I'm using the Latin name for this plant because the common name, Irish Moss, is doubly confusing. Firstly, it's not a moss and secondly, there's a seaweed that's also known as Irish Moss. I am not attempting to cultivate seaweed, though we have enough water at the moment. In fact, we've had so much weather this week...
... that it was only the prospect of writing this blog post that made me get of my backside and get out into the garden for a couple of hours yesterday afternoon. Excellent! That is the point of the blogging challenge.
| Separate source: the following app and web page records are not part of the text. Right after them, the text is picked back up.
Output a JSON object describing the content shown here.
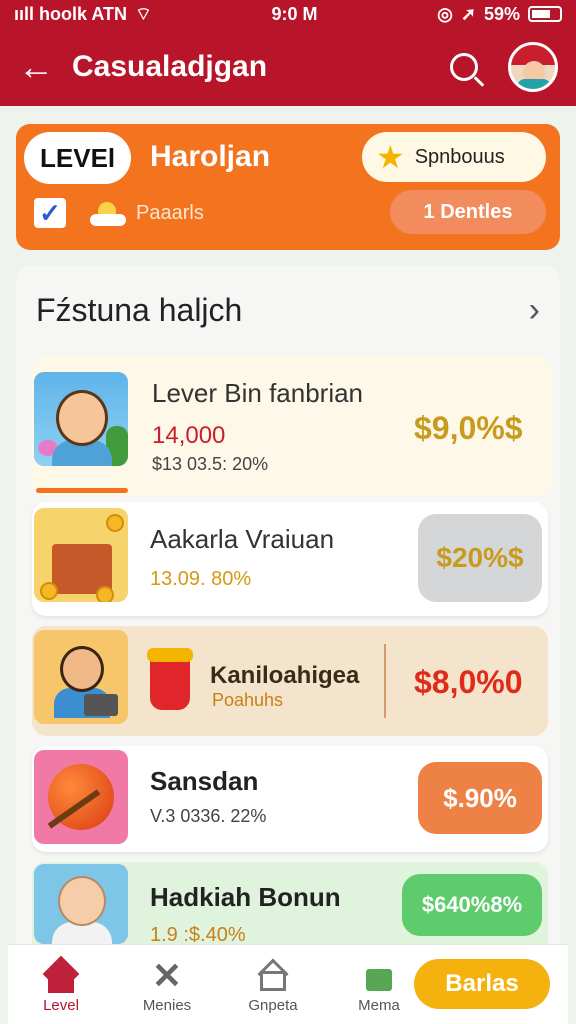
{
  "status_bar": {
    "carrier": "ııll hoolk ATN",
    "time": "9:0 M",
    "battery": "59%"
  },
  "header": {
    "title": "Casualadjgan"
  },
  "level_card": {
    "level_label": "LEVEl",
    "level_name": "Haroljan",
    "bonus_label": "Spnbouus",
    "parade_label": "Paaarls",
    "dentles_label": "1 Dentles"
  },
  "section": {
    "title": "Fźstuna haljch"
  },
  "items": [
    {
      "name": "Lever Bin fanbrian",
      "value": "14,000",
      "meta": "$13 03.5: 20%",
      "price": "$9,0%$"
    },
    {
      "name": "Aakarla Vraiuan",
      "meta": "13.09. 80%",
      "price": "$20%$"
    },
    {
      "name": "Kaniloahigea",
      "sub": "Poahuhs",
      "price": "$8,0%0"
    },
    {
      "name": "Sansdan",
      "meta": "V.3 0336. 22%",
      "price": "$.90%"
    },
    {
      "name": "Hadkiah Bonun",
      "meta": "1.9 :$.40%",
      "price": "$640%8%"
    }
  ],
  "bottom_nav": {
    "items": [
      {
        "label": "Level",
        "icon": "home-icon"
      },
      {
        "label": "Menies",
        "icon": "close-icon"
      },
      {
        "label": "Gnpeta",
        "icon": "house-outline-icon"
      },
      {
        "label": "Mema",
        "icon": "menu-icon"
      }
    ],
    "action_label": "Barlas"
  },
  "colors": {
    "header_red": "#b8142a",
    "level_orange": "#f4731e",
    "price_gold": "#c89a1e",
    "price_red": "#e02a1a"
  }
}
I've written about this plant before, amongst others, in the context of ground cover for the terrace. Well, sorry to be boring, but I'm doing the same again. About a year ago, I wrote about feeding the terrace - adding a thick layer of mulch to top up the level - and at that time I was waiting anxiously to see which plants would survive the treatment. Suffice to say, I now know how to kill buttercups. I spent last summer with a brown terrace.
The terrace has continued to sink down so this year I've fed it again, but this time I'm topping it with a thin layer of soil and replanting. I haven't got very far with this job, and I'm not sure how thoroughly it will get done, but I have made a start.
The scrubby-looking plants in the middle are Sagina sabulata. There are some buttercups to the right and in the foreground, there's Germander speedwell. It's a well-established plant with long runners that I've tried to pull up through the mulch and soil as I've applied it. Hopefully all three will spread over the surface of the terrace, with or without the top layer of soil.
Other garden tasks this week
While I was outside I finished weeding the second asparagus bed (of three and a bit) and spread some seaweed over it, plus some compost from the heap. This should have been done in the autumn, but better late than never.
Also harvesting this week
Oak leaf wine
Beech leaf wine
Cultivated plants challenge summary page here.